During a coughing spell, which can last for more than a minute, the child may turn red or purple. At the end of a spell, the child may make a characteristic whooping sound when breathing in or may vomit. Between spells, the child usually feels well.
Whooping cough can be prevented with the pertussis vaccine, which is part of the DTaP (diphtheria, tetanus, acellular pertussis) immunization. DTaP immunizations are routinely given in five doses before a child’s sixth birthday. Whooping cough immunity can fade five to 10 years after the last vaccination. To give additional protection in case immunity fades, children ages 11-18 should get a booster shot (called Tdap). Adults should receive a Tdap booster shot as well. Boosters should be given to adults every 10 years, since whooping cough immunity can fade five to 10 years after the last vaccination.

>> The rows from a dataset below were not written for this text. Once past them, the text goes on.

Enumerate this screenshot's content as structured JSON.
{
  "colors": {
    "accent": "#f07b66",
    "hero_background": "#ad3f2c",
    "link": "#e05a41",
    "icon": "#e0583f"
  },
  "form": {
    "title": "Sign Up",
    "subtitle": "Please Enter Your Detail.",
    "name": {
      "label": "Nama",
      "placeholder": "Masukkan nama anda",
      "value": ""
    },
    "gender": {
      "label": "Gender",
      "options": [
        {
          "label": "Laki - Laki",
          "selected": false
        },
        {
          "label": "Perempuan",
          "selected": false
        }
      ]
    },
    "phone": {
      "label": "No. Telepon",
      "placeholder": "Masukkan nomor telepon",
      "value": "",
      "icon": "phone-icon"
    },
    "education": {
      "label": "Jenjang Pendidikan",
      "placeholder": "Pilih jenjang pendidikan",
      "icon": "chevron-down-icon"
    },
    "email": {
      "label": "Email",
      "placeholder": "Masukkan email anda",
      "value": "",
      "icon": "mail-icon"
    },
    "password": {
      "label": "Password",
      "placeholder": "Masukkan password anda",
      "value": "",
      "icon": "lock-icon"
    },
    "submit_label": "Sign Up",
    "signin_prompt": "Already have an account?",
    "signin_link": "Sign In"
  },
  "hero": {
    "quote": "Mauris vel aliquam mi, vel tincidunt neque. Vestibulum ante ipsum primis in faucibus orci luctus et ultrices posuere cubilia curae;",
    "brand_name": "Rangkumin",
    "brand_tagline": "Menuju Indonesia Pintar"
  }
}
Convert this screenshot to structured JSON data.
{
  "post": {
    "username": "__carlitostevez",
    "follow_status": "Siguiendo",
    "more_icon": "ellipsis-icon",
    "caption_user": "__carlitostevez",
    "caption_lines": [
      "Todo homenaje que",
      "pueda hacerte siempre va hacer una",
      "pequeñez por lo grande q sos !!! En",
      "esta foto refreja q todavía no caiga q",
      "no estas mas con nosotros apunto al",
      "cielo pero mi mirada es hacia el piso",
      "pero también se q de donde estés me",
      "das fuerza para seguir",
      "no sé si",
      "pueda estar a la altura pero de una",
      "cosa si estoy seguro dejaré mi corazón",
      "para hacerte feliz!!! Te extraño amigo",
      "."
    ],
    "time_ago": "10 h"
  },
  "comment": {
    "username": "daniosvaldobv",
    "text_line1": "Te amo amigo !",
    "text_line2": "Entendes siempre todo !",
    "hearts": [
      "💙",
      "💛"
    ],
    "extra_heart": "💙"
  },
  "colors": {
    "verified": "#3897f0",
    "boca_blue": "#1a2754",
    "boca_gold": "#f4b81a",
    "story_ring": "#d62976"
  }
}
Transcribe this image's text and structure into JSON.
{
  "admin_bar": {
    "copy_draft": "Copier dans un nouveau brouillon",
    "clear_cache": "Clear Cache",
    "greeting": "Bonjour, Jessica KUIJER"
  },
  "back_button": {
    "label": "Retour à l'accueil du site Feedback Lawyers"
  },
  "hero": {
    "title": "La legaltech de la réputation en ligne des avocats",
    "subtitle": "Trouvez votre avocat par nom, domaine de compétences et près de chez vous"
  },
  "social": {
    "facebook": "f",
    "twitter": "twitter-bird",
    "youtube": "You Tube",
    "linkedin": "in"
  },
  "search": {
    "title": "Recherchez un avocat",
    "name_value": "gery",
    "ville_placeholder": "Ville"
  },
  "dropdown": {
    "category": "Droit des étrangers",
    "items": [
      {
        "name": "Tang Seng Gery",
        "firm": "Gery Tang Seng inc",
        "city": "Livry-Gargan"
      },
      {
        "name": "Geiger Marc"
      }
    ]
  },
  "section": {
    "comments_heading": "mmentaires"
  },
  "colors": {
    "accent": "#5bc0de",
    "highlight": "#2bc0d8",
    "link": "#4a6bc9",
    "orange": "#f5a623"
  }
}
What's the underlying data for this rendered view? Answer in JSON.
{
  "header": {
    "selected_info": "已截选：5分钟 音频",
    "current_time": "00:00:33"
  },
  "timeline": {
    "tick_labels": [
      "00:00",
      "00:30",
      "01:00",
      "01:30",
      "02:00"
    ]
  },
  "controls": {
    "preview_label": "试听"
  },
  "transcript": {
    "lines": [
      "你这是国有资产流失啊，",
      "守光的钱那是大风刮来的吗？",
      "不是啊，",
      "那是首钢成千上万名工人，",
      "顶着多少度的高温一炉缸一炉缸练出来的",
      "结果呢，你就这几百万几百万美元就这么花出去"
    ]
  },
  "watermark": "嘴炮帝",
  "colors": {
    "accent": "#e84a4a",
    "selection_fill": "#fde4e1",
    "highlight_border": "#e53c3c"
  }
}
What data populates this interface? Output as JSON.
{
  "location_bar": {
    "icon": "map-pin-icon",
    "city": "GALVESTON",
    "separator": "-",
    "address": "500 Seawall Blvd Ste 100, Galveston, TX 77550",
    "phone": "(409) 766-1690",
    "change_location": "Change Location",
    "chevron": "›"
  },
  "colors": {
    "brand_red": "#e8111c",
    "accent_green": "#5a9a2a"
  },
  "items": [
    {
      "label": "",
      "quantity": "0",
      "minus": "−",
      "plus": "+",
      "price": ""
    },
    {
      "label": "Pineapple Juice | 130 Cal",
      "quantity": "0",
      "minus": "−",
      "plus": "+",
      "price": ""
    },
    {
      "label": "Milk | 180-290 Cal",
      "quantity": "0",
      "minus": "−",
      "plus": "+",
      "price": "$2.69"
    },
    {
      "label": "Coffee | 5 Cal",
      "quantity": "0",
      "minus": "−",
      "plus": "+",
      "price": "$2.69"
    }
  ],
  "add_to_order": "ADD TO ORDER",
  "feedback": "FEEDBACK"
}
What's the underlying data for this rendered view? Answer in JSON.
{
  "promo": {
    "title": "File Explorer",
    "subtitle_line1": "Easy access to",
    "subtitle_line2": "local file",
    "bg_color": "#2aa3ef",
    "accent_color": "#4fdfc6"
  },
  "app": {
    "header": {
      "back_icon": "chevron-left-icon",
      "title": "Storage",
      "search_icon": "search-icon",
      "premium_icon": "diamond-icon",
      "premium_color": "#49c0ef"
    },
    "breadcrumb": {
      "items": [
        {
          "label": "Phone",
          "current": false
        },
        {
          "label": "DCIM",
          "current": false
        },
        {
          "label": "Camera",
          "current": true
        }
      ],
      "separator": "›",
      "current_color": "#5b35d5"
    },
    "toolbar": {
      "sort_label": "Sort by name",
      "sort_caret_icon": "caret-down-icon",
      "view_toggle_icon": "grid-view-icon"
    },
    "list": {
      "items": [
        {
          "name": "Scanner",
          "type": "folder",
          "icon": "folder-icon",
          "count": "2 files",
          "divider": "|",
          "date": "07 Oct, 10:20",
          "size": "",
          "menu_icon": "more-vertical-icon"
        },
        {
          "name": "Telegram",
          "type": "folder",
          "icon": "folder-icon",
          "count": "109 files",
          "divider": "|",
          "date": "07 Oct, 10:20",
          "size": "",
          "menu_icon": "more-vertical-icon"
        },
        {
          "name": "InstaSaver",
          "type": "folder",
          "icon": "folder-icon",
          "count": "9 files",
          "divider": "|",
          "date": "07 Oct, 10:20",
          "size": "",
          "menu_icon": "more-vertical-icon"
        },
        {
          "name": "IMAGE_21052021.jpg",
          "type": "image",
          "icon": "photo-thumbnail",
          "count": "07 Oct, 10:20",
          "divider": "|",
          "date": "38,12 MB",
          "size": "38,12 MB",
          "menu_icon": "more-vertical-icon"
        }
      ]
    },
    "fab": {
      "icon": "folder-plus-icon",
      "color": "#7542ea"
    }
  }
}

Pregnant Women are recommended to receive Tdap (whooping cough booster) in their third trimester (between 27-36 weeks of pregnancy, at the earliest opportunity during this window). Tdap is recommended during each pregnancy, even when given before pregnancy. The protection that expectant moms receive from Tdap also passes to their baby in the womb. This helps protect babies during the most vulnerable period, until they are old enough to get their first whooping cough vaccination at 6—8 weeks of age.
In conclusion, everyone should receive vaccinations for all diseases recommended by their physicians and Center for Disease Control. No Excuses!
Enjoy Life and Keep Smiling!
George Malkemus has a Family and Cosmetic Dental Practice in Rohnert Park at 2 Padre Parkway, Suite 200. Call 585-8595, or email info@ malkemusdds.com. Visit Dr. Malkemus’ Web site at http://www.malkemusdds.com